**Work order**
Your answer must be the records below, given again exactly, with no pictures in it.

**Information**
▶

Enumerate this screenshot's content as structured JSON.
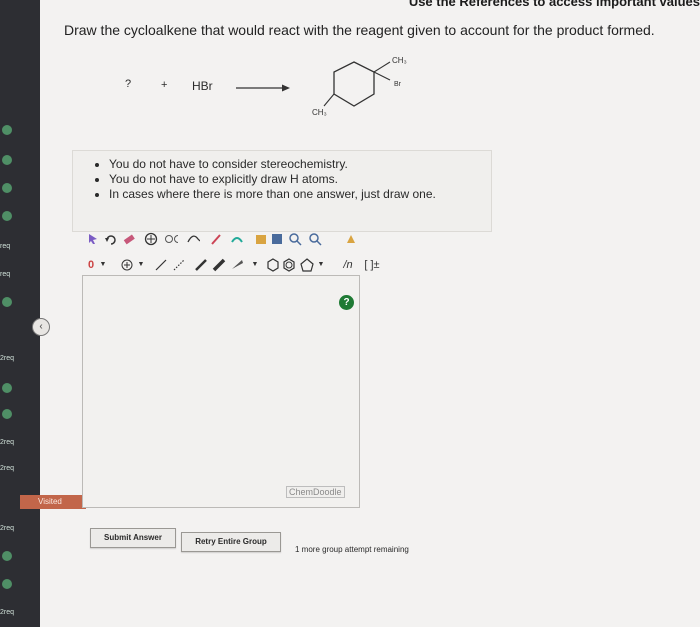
{
  "references_link": "Use the References to access important values",
  "question": {
    "prompt": "Draw the cycloalkene that would react with the reagent given to account for the product formed.",
    "reaction": {
      "unknown": "?",
      "plus": "+",
      "reagent": "HBr",
      "product_labels": [
        "CH₃",
        "Br",
        "CH₃"
      ]
    },
    "notes": [
      "You do not have to consider stereochemistry.",
      "You do not have to explicitly draw H atoms.",
      "In cases where there is more than one answer, just draw one."
    ]
  },
  "editor": {
    "charge_label": "0",
    "help_label": "?",
    "watermark": "ChemDoodle",
    "chain_label": "/n",
    "bracket_label": "[ ]±",
    "tools_row1": [
      "pointer-icon",
      "undo-icon",
      "eraser-icon",
      "zoom-fit-icon",
      "template-icon",
      "lasso-icon",
      "copy-icon",
      "paste-icon",
      "zoom-in-icon",
      "zoom-out-icon",
      "clean-icon"
    ],
    "tools_row2": [
      "charge-icon",
      "add-atom-icon",
      "single-bond-icon",
      "double-bond-icon",
      "triple-bond-icon",
      "wedge-bond-icon",
      "ring-icon",
      "chain-icon"
    ]
  },
  "sidebar": {
    "items": [
      {
        "label": "req"
      },
      {
        "label": "req"
      },
      {
        "label": "2req"
      },
      {
        "label": "2req"
      },
      {
        "label": "2req"
      },
      {
        "label": "2req"
      },
      {
        "label": "2req"
      }
    ],
    "visited_label": "Visited"
  },
  "actions": {
    "submit": "Submit Answer",
    "retry": "Retry Entire Group",
    "attempts": "1 more group attempt remaining"
  },
  "colors": {
    "sidebar": "#2d2e33",
    "status_green": "#4f8f66",
    "visited": "#c2664a",
    "help": "#1f7a34"
  }
}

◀

**Exercise result**
Enumerate this screenshot's content as structured JSON.
{
  "references_link": "Use the References to access important values",
  "question": {
    "prompt": "Draw the cycloalkene that would react with the reagent given to account for the product formed.",
    "reaction": {
      "unknown": "?",
      "plus": "+",
      "reagent": "HBr",
      "product_labels": [
        "CH₃",
        "Br",
        "CH₃"
      ]
    },
    "notes": [
      "You do not have to consider stereochemistry.",
      "You do not have to explicitly draw H atoms.",
      "In cases where there is more than one answer, just draw one."
    ]
  },
  "editor": {
    "charge_label": "0",
    "help_label": "?",
    "watermark": "ChemDoodle",
    "chain_label": "/n",
    "bracket_label": "[ ]±",
    "tools_row1": [
      "pointer-icon",
      "undo-icon",
      "eraser-icon",
      "zoom-fit-icon",
      "template-icon",
      "lasso-icon",
      "copy-icon",
      "paste-icon",
      "zoom-in-icon",
      "zoom-out-icon",
      "clean-icon"
    ],
    "tools_row2": [
      "charge-icon",
      "add-atom-icon",
      "single-bond-icon",
      "double-bond-icon",
      "triple-bond-icon",
      "wedge-bond-icon",
      "ring-icon",
      "chain-icon"
    ]
  },
  "sidebar": {
    "items": [
      {
        "label": "req"
      },
      {
        "label": "req"
      },
      {
        "label": "2req"
      },
      {
        "label": "2req"
      },
      {
        "label": "2req"
      },
      {
        "label": "2req"
      },
      {
        "label": "2req"
      }
    ],
    "visited_label": "Visited"
  },
  "actions": {
    "submit": "Submit Answer",
    "retry": "Retry Entire Group",
    "attempts": "1 more group attempt remaining"
  },
  "colors": {
    "sidebar": "#2d2e33",
    "status_green": "#4f8f66",
    "visited": "#c2664a",
    "help": "#1f7a34"
  }
}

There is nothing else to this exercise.